Name of Object:

Column capital



Holding Museum:

Islamic Museum, al-Aqsa Mosque / al-Haram al-Sharif

 About Islamic Museum, al-Aqsa Mosque / al-Haram al-Sharif, Jerusalem

Date of Object:

Hegira 6th century / AD 12th century

Museum Inventory Number:

ز/ م/45

Material(s) / Technique(s):

Hewn marble.


Height 32 cm, horizontal cross-section 20 cm x 20 cm

Period / Dynasty:



Probably Jerusalem.


After Jerusalem was restored to the Muslims under the leadership of Salah al-Din Ayyubi (Saladin) in AH 583 / AD 1187, he quickly tried to restore the Islamic character of Jerusalem generally, and that of the Haram al-Sharif specifically. The Muslims undertook the destruction and removal of Crusader additions to buildings, icons and decorations within the holy areas, until what remained was likely to be found only in the secular buildings. This operation provided a large quantity of building materials, especially invaluable marble and decorative stone fragments, most of which were re-used in the Ayyubid architectural projects in Jerusalem and outside. Some of these edifices are still standing and may still be seen today.
This column capital is a good example of the process of the effacement of Christian representational iconography. Despite the preservation of most of the constituents of the capital, which clearly manifest its origins and epoch, the animated features on it have largely been obliterated. The process of effacement may have taken place hurriedly, or it may have been a symbolic act, since clear traces of the birds' features remain in addition to vegetal decoration.
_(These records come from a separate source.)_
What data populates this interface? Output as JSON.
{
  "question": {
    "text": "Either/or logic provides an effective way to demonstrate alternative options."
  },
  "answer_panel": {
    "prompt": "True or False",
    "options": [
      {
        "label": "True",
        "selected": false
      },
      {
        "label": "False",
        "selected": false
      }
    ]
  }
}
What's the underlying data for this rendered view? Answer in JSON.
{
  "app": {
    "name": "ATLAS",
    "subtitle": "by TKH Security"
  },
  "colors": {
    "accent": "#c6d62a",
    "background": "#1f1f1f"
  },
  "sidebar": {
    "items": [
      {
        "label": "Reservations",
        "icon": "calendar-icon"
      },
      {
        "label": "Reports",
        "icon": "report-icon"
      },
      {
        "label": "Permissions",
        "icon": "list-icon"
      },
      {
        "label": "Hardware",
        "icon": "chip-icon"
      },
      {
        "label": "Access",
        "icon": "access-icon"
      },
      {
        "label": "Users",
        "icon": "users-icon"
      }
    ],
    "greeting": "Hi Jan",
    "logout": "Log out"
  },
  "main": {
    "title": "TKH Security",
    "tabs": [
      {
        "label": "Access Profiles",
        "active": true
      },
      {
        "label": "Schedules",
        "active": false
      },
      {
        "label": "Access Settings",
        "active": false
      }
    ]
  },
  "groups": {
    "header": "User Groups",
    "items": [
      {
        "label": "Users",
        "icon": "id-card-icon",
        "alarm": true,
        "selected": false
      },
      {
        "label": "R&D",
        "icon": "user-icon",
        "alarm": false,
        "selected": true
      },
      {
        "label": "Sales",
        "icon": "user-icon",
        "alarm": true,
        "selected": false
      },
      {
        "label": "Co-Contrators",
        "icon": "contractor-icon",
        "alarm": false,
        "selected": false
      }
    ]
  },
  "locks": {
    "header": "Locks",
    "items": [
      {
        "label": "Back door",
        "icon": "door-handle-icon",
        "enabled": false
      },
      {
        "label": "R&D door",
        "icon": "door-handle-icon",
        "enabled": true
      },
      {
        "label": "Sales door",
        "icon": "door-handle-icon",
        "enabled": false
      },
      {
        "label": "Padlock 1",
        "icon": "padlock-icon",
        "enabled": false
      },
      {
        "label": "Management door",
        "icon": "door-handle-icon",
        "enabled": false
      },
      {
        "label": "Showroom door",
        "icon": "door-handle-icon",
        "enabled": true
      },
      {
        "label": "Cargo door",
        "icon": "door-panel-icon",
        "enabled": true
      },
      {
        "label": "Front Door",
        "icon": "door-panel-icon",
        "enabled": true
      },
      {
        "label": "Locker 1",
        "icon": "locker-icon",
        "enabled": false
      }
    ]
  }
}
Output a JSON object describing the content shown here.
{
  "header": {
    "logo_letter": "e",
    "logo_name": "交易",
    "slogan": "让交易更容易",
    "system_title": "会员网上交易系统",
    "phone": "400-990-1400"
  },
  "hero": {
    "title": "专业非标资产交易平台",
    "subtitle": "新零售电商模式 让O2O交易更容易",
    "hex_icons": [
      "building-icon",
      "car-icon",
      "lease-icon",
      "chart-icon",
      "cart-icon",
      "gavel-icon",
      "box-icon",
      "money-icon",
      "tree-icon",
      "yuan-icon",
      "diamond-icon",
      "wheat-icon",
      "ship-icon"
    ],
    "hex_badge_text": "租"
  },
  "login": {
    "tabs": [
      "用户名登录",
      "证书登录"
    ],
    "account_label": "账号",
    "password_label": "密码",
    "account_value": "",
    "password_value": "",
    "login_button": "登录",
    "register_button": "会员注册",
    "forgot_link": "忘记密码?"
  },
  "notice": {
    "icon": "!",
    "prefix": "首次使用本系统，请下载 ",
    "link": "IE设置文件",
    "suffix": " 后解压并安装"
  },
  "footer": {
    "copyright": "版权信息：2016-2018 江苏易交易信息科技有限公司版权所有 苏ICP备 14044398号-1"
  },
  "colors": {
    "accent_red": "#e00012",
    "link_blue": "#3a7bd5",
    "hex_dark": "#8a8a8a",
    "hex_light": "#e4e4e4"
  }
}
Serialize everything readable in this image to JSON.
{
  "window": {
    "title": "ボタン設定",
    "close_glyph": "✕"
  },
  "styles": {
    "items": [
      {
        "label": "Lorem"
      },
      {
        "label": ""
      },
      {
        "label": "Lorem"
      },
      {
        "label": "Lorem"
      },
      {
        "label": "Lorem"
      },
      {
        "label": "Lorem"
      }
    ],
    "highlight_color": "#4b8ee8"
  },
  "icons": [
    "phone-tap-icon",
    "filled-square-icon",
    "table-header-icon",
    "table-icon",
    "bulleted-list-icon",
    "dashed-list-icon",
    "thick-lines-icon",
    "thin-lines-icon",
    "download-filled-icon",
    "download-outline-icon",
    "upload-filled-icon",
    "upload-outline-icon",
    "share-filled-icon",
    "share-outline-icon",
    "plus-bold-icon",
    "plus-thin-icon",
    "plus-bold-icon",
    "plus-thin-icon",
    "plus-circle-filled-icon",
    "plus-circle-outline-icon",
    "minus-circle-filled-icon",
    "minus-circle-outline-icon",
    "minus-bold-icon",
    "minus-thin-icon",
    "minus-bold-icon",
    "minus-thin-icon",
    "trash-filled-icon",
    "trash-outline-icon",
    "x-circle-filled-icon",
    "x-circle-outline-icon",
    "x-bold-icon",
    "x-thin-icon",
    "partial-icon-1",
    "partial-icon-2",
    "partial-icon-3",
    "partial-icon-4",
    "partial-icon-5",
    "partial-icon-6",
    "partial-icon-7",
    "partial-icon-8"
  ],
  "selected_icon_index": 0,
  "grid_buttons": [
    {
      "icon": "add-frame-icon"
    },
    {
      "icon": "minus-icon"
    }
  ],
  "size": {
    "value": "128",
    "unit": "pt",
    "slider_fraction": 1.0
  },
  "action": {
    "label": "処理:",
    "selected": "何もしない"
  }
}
View Short Description

With the fall of Jerusalem under Salah al-Din Ayyubi (Saladin), many Crusader additions were removed from al-Haram al-Sharif. This left behind many building materials including this carved marble capital. It was adorned with many vegetal, animal and human motifs and demonstrates the iconoclastic process in sacred Islamic sites.

How date and origin were established:

The capital was dated by comparison of its carving and decorative themes with other Crusader pieces in Palestine.

How Object was obtained:

This column capital was probably transferred from the Haram al-Sharif to the Islamic Museum during restorations, a process that is still underway. The Museum owns other Crusader column capitals that were exposed to iconoclastic acts.

How provenance was established:

Similar capitals remain in different areas of the Haram al-Sharif and Jerusalem. Some of these capitals remain in situ, while others were re-used in other buildings. Only some capitals were defaced, while others were largely untouched. It is probable that this capital was produced in Jerusalem.

Selected bibliography:

Hunt, L. A., “Crusader Sculpture and the so-called Templar Workshop: A Reassessment of Two Carved Panels from the Dome of the Rock in al-Haram al-Sharif Museum in Jerusalem”, in Palestine Exploration Quarterly, No. 132, 2000.
Jacoby, Z., “The Workshop of the Temple Area in Jerusalem in the Twelfth Century: Its Origin, Evolution, and Impact”, Zeitschrift für Kunstgeschichte,No. 45, 1982.
Jacoby, Z., “The Provencial Impact on Crusader Sculpture in Jerusalem: More Evidences on the Temple Area Atelier”, in Zeitschrift für Kunstgeschichte, No. 48, 1985.

Citation of this web page:

Nazmi Al-Ju'beh "Column capital" in Discover Islamic Art, Museum With No Frontiers, 2020.;ISL;pa;Mus01;15;en

Prepared by: Nazmi Al-Ju'beh
Copyedited by: Majd Musa
Translation by: Amal Sachedina (from the Arabic).
Translation copyedited by: Mandi Gomez

MWNF Working Number: PA 15